How often have you allowed your dog to do this at a trial?
“I would rather not say…”
You are not alone.
Demanding that our dogs stay ON the containers is the same as demanding a dog to stay ON a vehicle during a vehicle search. It is a human expectation which fails to consider the fact that odor moves. Odor is dynamic. Your dog peeling off from the containers or a vehicle to chase odor may be exactly what they MUST do to work their way back to source.
Containers can be the bugaboo for many dog and handler teams, especially as they go up the levels in competition. There are a multitude of reasons for this, but a major contributing factor is our failure to recognize the dog’s need to investigate the totality of the space or the fact that odor is not fully contained within the containers themselves. To counteract this, we need to ensure we are offering plenty of scenarios in TRAINING to introduce these odor puzzles to our dogs and to better hone our own eye as to what may be going on in a given search area.
If your dog is actively hunting and searching, they are NOT suddenly being obstinate, stubborn, or whatever other negative descriptor pops into your mind when they peel off the containers to follow odor. They are working their magic at a level that we cannot even begin to comprehend. Take the time to look at these searches through a canine point-of-view and leave your human expectations at the start line. It will serve you well in the end.

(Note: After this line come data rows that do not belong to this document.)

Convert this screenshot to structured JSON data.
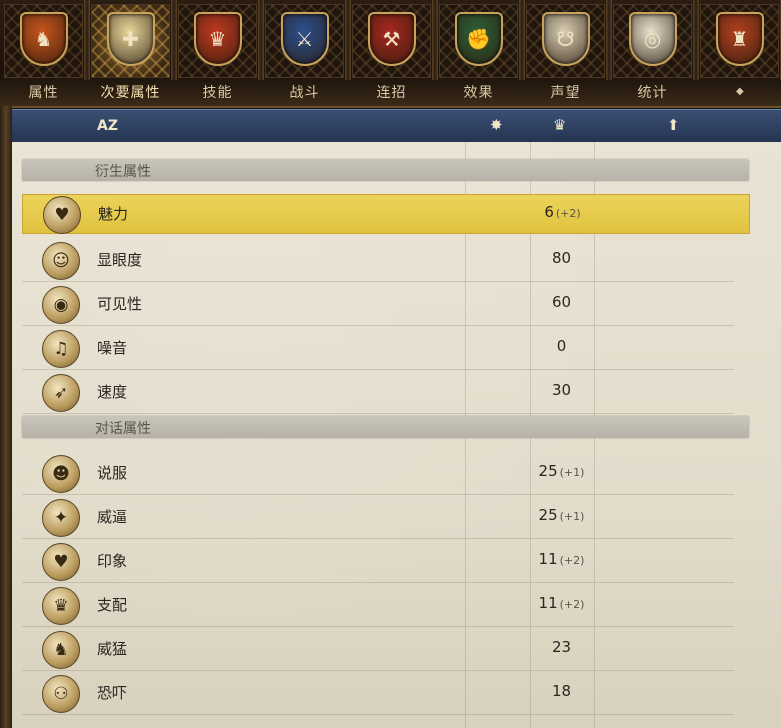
{
  "tabs": [
    {
      "label": "属性",
      "icon": "knight-shield-icon",
      "glyph": "♞",
      "color": "#c8541c"
    },
    {
      "label": "次要属性",
      "icon": "cross-flowers-shield-icon",
      "glyph": "✚",
      "color": "#e8d79a",
      "active": true
    },
    {
      "label": "技能",
      "icon": "lion-shield-icon",
      "glyph": "♛",
      "color": "#c0391f"
    },
    {
      "label": "战斗",
      "icon": "sword-shield-icon",
      "glyph": "⚔",
      "color": "#2c4f8e"
    },
    {
      "label": "连招",
      "icon": "axe-shield-icon",
      "glyph": "⚒",
      "color": "#a8281f"
    },
    {
      "label": "效果",
      "icon": "fist-shield-icon",
      "glyph": "✊",
      "color": "#2d6038"
    },
    {
      "label": "声望",
      "icon": "noose-shield-icon",
      "glyph": "☋",
      "color": "#d9cfb4"
    },
    {
      "label": "统计",
      "icon": "target-shield-icon",
      "glyph": "◎",
      "color": "#e9e0cc"
    },
    {
      "label": "",
      "icon": "helmet-shield-icon",
      "glyph": "♜",
      "color": "#b2401e"
    }
  ],
  "header": {
    "sort_label": "AZ",
    "icons": [
      "star-icon",
      "crown-icon",
      "arrow-up-icon"
    ],
    "star": "✸",
    "crown": "♛",
    "arrow": "⬆",
    "dropdown": "◆"
  },
  "sections": [
    {
      "title": "衍生属性",
      "rows": [
        {
          "name": "魅力",
          "value": "6",
          "mod": "(+2)",
          "icon": "charm-icon",
          "glyph": "♥",
          "selected": true
        },
        {
          "name": "显眼度",
          "value": "80",
          "mod": "",
          "icon": "jester-icon",
          "glyph": "☺"
        },
        {
          "name": "可见性",
          "value": "60",
          "mod": "",
          "icon": "visibility-icon",
          "glyph": "◉"
        },
        {
          "name": "噪音",
          "value": "0",
          "mod": "",
          "icon": "noise-icon",
          "glyph": "♫"
        },
        {
          "name": "速度",
          "value": "30",
          "mod": "",
          "icon": "speed-icon",
          "glyph": "➶"
        }
      ]
    },
    {
      "title": "对话属性",
      "rows": [
        {
          "name": "说服",
          "value": "25",
          "mod": "(+1)",
          "icon": "persuasion-icon",
          "glyph": "☻"
        },
        {
          "name": "威逼",
          "value": "25",
          "mod": "(+1)",
          "icon": "coercion-icon",
          "glyph": "✦"
        },
        {
          "name": "印象",
          "value": "11",
          "mod": "(+2)",
          "icon": "impress-icon",
          "glyph": "♥"
        },
        {
          "name": "支配",
          "value": "11",
          "mod": "(+2)",
          "icon": "dominance-icon",
          "glyph": "♛"
        },
        {
          "name": "威猛",
          "value": "23",
          "mod": "",
          "icon": "intimidation-icon",
          "glyph": "♞"
        },
        {
          "name": "恐吓",
          "value": "18",
          "mod": "",
          "icon": "threaten-icon",
          "glyph": "⚇"
        }
      ]
    }
  ]
}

Dianna has been training dogs professionally since 2011. She has done everything from teaching group training classes and private lessons, to specializing in working with fearful, reactive and aggressive dogs, to being a trial official and competition organization staff member.
Following a serious neck and back injury, Dianna was forced to retire from in-person dog training. But she was not ready to give up her passion! So, she created Pet Dog U, Dog Sport University and Scent Work University to provide outstanding online dog training to as many dog handlers, owners and trainers possible…regardless of where they live! Dianna is incredibly grateful to the amazingly talented group of instructors who have joined PDU, DSU and SWU and she looks forward to the continued growth of PDU, DSU and SWU and increased learning opportunities all of these online dog training platforms can provide.
In June 2021, Dianna and her business partner, Sean McMurray launched Cyber Scent Work, Inc., an organization that operates in the gray space between training and trialing in Scent Work. With Cyber Scent Work, Inc., handlers have the opportunity to earn Qs, titles and ribbons while also receiving helpful training advice regardless of whether they qualify or not! Be sure to check out Cyber Scent Work, Inc., you will be happy you did!